THE TASK: Reproduce every entry precisely as written.
----------
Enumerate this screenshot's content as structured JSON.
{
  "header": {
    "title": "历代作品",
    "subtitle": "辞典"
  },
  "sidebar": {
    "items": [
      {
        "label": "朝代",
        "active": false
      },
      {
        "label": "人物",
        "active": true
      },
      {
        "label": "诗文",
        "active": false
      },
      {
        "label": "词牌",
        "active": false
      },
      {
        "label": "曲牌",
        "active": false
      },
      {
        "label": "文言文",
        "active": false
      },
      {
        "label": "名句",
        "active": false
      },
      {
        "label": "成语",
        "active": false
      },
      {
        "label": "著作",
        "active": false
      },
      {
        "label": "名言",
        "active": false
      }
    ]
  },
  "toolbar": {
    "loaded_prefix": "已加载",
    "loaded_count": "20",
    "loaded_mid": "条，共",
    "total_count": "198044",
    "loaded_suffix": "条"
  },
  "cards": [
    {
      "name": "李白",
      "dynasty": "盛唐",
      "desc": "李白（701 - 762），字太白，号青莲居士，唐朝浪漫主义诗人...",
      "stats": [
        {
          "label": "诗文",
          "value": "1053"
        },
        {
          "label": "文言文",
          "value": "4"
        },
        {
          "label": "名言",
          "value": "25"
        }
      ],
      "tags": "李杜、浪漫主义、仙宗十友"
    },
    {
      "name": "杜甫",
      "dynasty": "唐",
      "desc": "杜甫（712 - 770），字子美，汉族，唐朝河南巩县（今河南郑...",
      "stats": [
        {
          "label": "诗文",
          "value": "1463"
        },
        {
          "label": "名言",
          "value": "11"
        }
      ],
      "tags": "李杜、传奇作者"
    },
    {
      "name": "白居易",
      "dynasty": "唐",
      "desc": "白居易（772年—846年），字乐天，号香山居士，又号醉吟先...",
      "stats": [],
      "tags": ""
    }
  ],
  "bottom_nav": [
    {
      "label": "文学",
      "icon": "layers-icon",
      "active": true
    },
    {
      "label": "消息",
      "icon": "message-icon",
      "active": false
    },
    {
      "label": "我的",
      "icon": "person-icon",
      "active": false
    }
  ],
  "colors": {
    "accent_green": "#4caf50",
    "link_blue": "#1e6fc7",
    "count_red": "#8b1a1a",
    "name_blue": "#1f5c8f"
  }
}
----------
YOUR SOLUTION:
Enumerate this screenshot's content as structured JSON.
{
  "header": {
    "title": "历代作品",
    "subtitle": "辞典"
  },
  "sidebar": {
    "items": [
      {
        "label": "朝代",
        "active": false
      },
      {
        "label": "人物",
        "active": true
      },
      {
        "label": "诗文",
        "active": false
      },
      {
        "label": "词牌",
        "active": false
      },
      {
        "label": "曲牌",
        "active": false
      },
      {
        "label": "文言文",
        "active": false
      },
      {
        "label": "名句",
        "active": false
      },
      {
        "label": "成语",
        "active": false
      },
      {
        "label": "著作",
        "active": false
      },
      {
        "label": "名言",
        "active": false
      }
    ]
  },
  "toolbar": {
    "loaded_prefix": "已加载",
    "loaded_count": "20",
    "loaded_mid": "条，共",
    "total_count": "198044",
    "loaded_suffix": "条"
  },
  "cards": [
    {
      "name": "李白",
      "dynasty": "盛唐",
      "desc": "李白（701 - 762），字太白，号青莲居士，唐朝浪漫主义诗人...",
      "stats": [
        {
          "label": "诗文",
          "value": "1053"
        },
        {
          "label": "文言文",
          "value": "4"
        },
        {
          "label": "名言",
          "value": "25"
        }
      ],
      "tags": "李杜、浪漫主义、仙宗十友"
    },
    {
      "name": "杜甫",
      "dynasty": "唐",
      "desc": "杜甫（712 - 770），字子美，汉族，唐朝河南巩县（今河南郑...",
      "stats": [
        {
          "label": "诗文",
          "value": "1463"
        },
        {
          "label": "名言",
          "value": "11"
        }
      ],
      "tags": "李杜、传奇作者"
    },
    {
      "name": "白居易",
      "dynasty": "唐",
      "desc": "白居易（772年—846年），字乐天，号香山居士，又号醉吟先...",
      "stats": [],
      "tags": ""
    }
  ],
  "bottom_nav": [
    {
      "label": "文学",
      "icon": "layers-icon",
      "active": true
    },
    {
      "label": "消息",
      "icon": "message-icon",
      "active": false
    },
    {
      "label": "我的",
      "icon": "person-icon",
      "active": false
    }
  ],
  "colors": {
    "accent_green": "#4caf50",
    "link_blue": "#1e6fc7",
    "count_red": "#8b1a1a",
    "name_blue": "#1f5c8f"
  }
}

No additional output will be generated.